● Problem details:
Look for the string "true" in the data below, and copy each line that holds it.

(Items from an interface collection)
'''

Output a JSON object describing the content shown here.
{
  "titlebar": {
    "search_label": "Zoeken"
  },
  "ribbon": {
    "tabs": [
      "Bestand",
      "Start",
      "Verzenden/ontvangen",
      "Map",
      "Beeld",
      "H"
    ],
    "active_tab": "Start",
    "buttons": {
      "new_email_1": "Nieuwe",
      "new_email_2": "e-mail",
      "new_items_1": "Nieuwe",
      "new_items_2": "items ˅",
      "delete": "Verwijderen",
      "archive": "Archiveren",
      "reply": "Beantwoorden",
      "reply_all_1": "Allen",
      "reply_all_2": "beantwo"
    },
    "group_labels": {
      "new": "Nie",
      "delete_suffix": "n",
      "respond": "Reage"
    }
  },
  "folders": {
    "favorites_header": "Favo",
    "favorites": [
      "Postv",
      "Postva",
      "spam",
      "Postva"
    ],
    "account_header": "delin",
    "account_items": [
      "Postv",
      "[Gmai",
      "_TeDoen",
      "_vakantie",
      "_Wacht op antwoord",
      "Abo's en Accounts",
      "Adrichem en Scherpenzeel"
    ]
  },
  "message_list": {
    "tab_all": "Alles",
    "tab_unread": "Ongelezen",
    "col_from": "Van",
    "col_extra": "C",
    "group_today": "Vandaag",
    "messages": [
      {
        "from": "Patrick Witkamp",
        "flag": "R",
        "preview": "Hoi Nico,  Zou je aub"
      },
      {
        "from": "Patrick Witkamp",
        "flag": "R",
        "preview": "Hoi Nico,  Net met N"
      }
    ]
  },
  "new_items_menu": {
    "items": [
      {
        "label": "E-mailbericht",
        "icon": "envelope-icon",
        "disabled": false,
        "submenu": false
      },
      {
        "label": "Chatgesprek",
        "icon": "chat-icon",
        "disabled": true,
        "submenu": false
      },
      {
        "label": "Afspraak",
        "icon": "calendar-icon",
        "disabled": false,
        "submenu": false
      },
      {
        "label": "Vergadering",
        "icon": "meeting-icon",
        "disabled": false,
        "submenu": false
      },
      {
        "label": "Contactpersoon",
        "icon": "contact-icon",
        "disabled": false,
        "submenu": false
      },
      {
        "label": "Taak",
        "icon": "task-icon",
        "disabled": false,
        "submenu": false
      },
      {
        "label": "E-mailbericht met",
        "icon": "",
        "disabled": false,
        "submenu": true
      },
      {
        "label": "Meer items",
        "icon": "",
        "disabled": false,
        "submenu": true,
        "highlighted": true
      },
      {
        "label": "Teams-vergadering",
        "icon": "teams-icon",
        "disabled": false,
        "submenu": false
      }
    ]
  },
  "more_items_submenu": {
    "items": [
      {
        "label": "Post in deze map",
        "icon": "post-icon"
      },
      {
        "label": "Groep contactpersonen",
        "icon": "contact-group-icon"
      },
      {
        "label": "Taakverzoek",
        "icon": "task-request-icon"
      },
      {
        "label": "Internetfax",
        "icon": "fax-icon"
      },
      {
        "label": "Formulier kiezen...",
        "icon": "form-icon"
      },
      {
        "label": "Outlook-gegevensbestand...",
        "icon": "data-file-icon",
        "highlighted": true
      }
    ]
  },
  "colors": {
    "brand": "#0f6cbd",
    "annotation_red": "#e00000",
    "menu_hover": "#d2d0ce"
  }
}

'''

● Your response:
        "disabled": true,
        "submenu": true
        "submenu": true,
        "highlighted": true
        "highlighted": true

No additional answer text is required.